A good senior stock agent might make $70,000 to $100,000 he said. That made their eyes light up.

"The Auckland course was interesting - we only had five students who had been on farms before," Meat & Wool's Joanne Jensen said.

"It's not just mud and gumboots - it's so much more. We need sheep and beef farmers, research scientists, shearers, fencers, rural bankers, farm consultants, meat processing staff - hopefully some of these kids will get excited about possible careers in these areas," Ms Jensen says.

Meat & Wool New Zealand will hold one more OutStanding in the Field careers day, in Canterbury August 24.

Adventures with Mom

Wanda Moeller
The Daily Tribune Hibbing Minnesota
Monday, July 31st, 2006 09:13:35 AM

There are only a few things that my mother and I enjoy doing together. One is to go antiquing and the other is to attend farm household auctions.

We usually get along quite amicably during these events — until recently.

I learned at an early age that there’s an art to bidding at a farm auction. First, never raise your hand or nod you head until you’re willing to put your pocketbook on the line. Second, beware of the people standing on the outer edges of the auction — they’re vicious bidders. Third, beware of those shifty auctioneers who’ll get you to bid on any bargain that they think you need but really don’t. Finally, beware of your parent’s occasional nod — it can cost you a lot of money and an undesirable headache.

After scouring the newspaper on Friday morning, I noticed there was a household farm auction in Preston on Sunday morning that contained a lot of antiques. My dad declined the offer to go with me, while quickly offering my mother’s services. “She’s a bit more savvy when it comes to those things,” he said, noting she could always spot a good bargain. However, deep down I kind of knew my dad wouldn’t go. Farm auctions are what he calls “cackling events,” also know as too many women in one room gossiping about immaterial things.

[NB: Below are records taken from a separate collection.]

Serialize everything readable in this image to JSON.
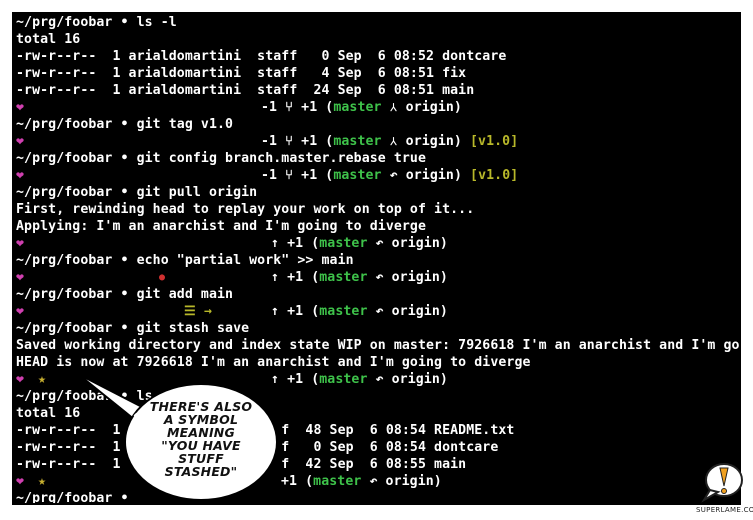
{
  "terminal": {
    "lines": [
      "~/prg/foobar • ls -l",
      "total 16",
      "-rw-r--r--  1 arialdomartini  staff   0 Sep  6 08:52 dontcare",
      "-rw-r--r--  1 arialdomartini  staff   4 Sep  6 08:51 fix",
      "-rw-r--r--  1 arialdomartini  staff  24 Sep  6 08:51 main",
      "",
      "~/prg/foobar • git tag v1.0",
      "",
      "~/prg/foobar • git config branch.master.rebase true",
      "",
      "~/prg/foobar • git pull origin",
      "First, rewinding head to replay your work on top of it...",
      "Applying: I'm an anarchist and I'm going to diverge",
      "",
      "~/prg/foobar • echo \"partial work\" >> main",
      "",
      "~/prg/foobar • git add main",
      "",
      "~/prg/foobar • git stash save",
      "Saved working directory and index state WIP on master: 7926618 I'm an anarchist and I'm goi",
      "HEAD is now at 7926618 I'm an anarchist and I'm going to diverge",
      "",
      "~/prg/foobar • ls",
      "total 16",
      "-rw-r--r--  1                    f  48 Sep  6 08:54 README.txt",
      "-rw-r--r--  1                    f   0 Sep  6 08:54 dontcare",
      "-rw-r--r--  1                    f  42 Sep  6 08:55 main",
      "",
      "~/prg/foobar •"
    ],
    "status_lines": {
      "s1": {
        "pre": "-1 ⑂ +1 (",
        "branch": "master",
        "mid": " ⅄ origin)",
        "tag": ""
      },
      "s2": {
        "pre": "-1 ⑂ +1 (",
        "branch": "master",
        "mid": " ⅄ origin)",
        "tag": " [v1.0]"
      },
      "s3": {
        "pre": "-1 ⑂ +1 (",
        "branch": "master",
        "mid": " ↶ origin)",
        "tag": " [v1.0]"
      },
      "s4": {
        "pre": "↑ +1 (",
        "branch": "master",
        "mid": " ↶ origin)",
        "tag": ""
      },
      "s5": {
        "pre": "↑ +1 (",
        "branch": "master",
        "mid": " ↶ origin)",
        "tag": ""
      },
      "s6": {
        "pre": "↑ +1 (",
        "branch": "master",
        "mid": " ↶ origin)",
        "tag": ""
      },
      "s7": {
        "pre": "↑ +1 (",
        "branch": "master",
        "mid": " ↶ origin)",
        "tag": ""
      },
      "s8": {
        "pre": "",
        "branch": "master",
        "mid": " ↶ origin)",
        "tag": ""
      }
    },
    "symbols": {
      "heart": "❤",
      "star": "★",
      "staged": "☰ →",
      "dot": "●",
      "s8_prefix": "+1 ("
    }
  },
  "bubble": {
    "lines": [
      "There's also",
      "a symbol",
      "meaning",
      "\"you have",
      "stuff",
      "stashed\""
    ]
  },
  "logo": {
    "text": "SUPERLAME.COM"
  },
  "colors": {
    "prompt_text": "#ffffff",
    "branch": "#3ec24a",
    "tag": "#b8b82a",
    "heart": "#d040b0",
    "star": "#c8b030"
  }
}
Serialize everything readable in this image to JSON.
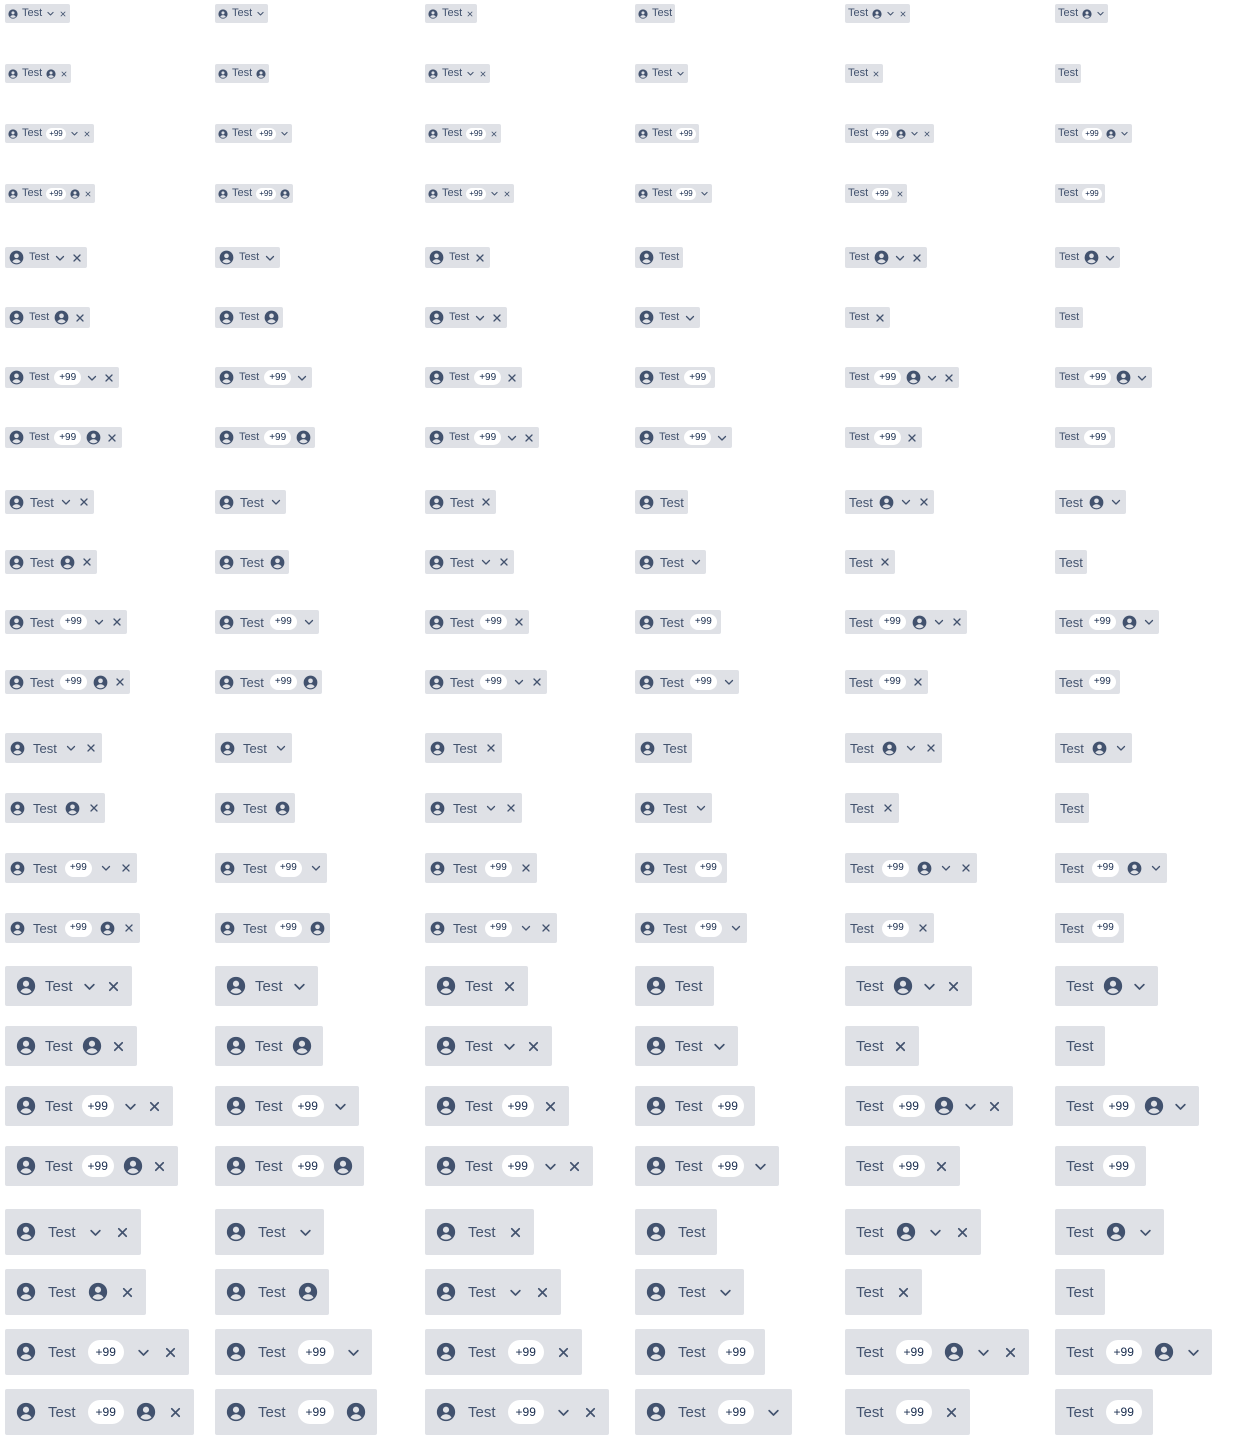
{
  "tag": {
    "label": "Test",
    "badge": "+99"
  },
  "colors": {
    "background": "#dfe1e6",
    "text": "#42526e",
    "badge_bg": "#ffffff",
    "badge_text": "#172b4d"
  },
  "icons": {
    "avatar": "person-circle-icon",
    "dropdown": "chevron-down-icon",
    "remove": "close-icon"
  },
  "grid": {
    "columns": [
      {
        "icon_before": true,
        "dropdown": true,
        "remove": true
      },
      {
        "icon_before": true,
        "dropdown": true,
        "remove": false
      },
      {
        "icon_before": true,
        "dropdown": false,
        "remove": true
      },
      {
        "icon_before": true,
        "dropdown": false,
        "remove": false
      },
      {
        "icon_before": false,
        "dropdown": true,
        "remove": true
      },
      {
        "icon_before": false,
        "dropdown": true,
        "remove": false
      }
    ],
    "row_variants": [
      {
        "badge": false,
        "icon_after_label": false
      },
      {
        "badge": false,
        "icon_after_label": true
      },
      {
        "badge": true,
        "icon_after_label": false
      },
      {
        "badge": true,
        "icon_after_label": true
      }
    ],
    "sizes": [
      "xs",
      "sm",
      "md",
      "lg",
      "xl",
      "xxl"
    ]
  }
}
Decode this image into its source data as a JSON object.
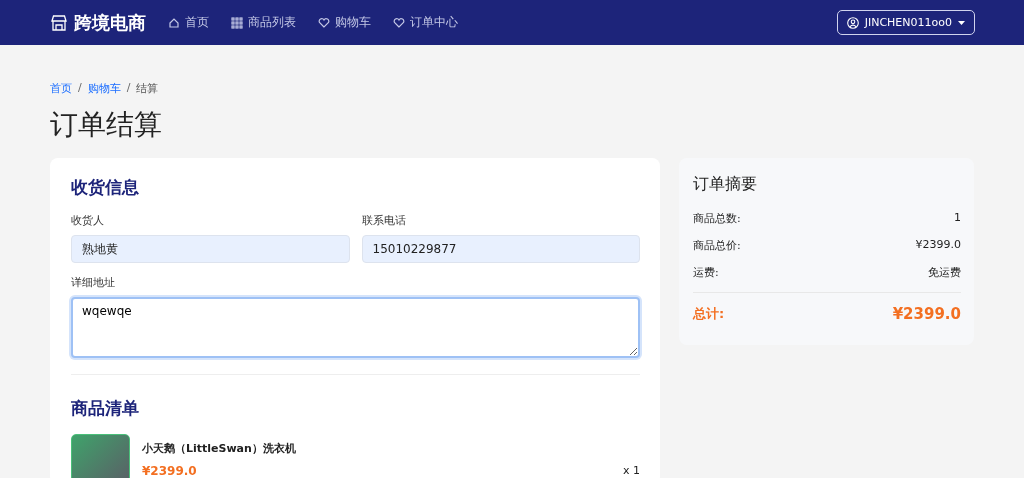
{
  "navbar": {
    "brand": "跨境电商",
    "links": [
      {
        "label": "首页",
        "kind": "home",
        "selected": false
      },
      {
        "label": "商品列表",
        "kind": "grid",
        "selected": false
      },
      {
        "label": "购物车",
        "kind": "heart",
        "selected": false
      },
      {
        "label": "订单中心",
        "kind": "heart",
        "selected": false
      }
    ],
    "user": "JINCHEN011oo0"
  },
  "breadcrumb": [
    {
      "text": "首页",
      "kind": "link"
    },
    {
      "text": "/",
      "kind": "separator"
    },
    {
      "text": "购物车",
      "kind": "link"
    },
    {
      "text": "/",
      "kind": "separator"
    },
    {
      "text": "结算",
      "kind": "current"
    }
  ],
  "title": "订单结算",
  "shipping": {
    "heading": "收货信息",
    "fields": [
      {
        "label": "收货人",
        "value": "熟地黄",
        "kind": "input"
      },
      {
        "label": "联系电话",
        "value": "15010229877",
        "kind": "input"
      },
      {
        "label": "详细地址",
        "value": "wqewqe",
        "kind": "textarea"
      }
    ]
  },
  "items": {
    "heading": "商品清单",
    "products": [
      {
        "name": "小天鹅（LittleSwan）洗衣机",
        "price": "¥2399.0",
        "quantity": "x 1"
      }
    ]
  },
  "summary": {
    "heading": "订单摘要",
    "rows": [
      {
        "label": "商品总数:",
        "value": "1"
      },
      {
        "label": "商品总价:",
        "value": "¥2399.0"
      },
      {
        "label": "运费:",
        "value": "免运费"
      }
    ],
    "total_label": "总计:",
    "total_value": "¥2399.0"
  }
}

Inside the auction house, I knew why my dad sent me with mother. It would give her an opportunity to chat with all her relatives in her hometown of Preston (which is almost half the town). While I’m busy trying to spot a few bargains, my mother spots one of her high school classmates. She quickly tells me she’s got to talk to him but to watch her cues.

After a few minutes, a mint condition antique egg basket is about to be auctioned. I spy my mother and she’s nodding her head yes. So I get in on the bidding. The bid keeps going higher and my mother is still nodding her head. Hmmm...she must really want that egg basket, I thought. So I kept on bidding. Finally the egg basket is sold to me for a mere $28. I thought to myself, “What in the world is my mother going to do with an antique egg basket?”

Later in the afternoon, my mother wanders back to the chair next to mine and we begin chatting. She asks, who paid that outrageous price for that egg basket.

I gave her this rather odd look and said, “What do you mean who bought that egg basket? I bought it because you kept nodding your head up and down. I thought you wanted it.”

“Now why would I want an egg basket? We don’t have chickens on the farm any more,” she informs me in her scolding tone.

As I rolled my eyes, I thought “what next?” But the good news is: I’m now the proud owner of a $28 antique egg basket that holds my recycled newspapers and magazines.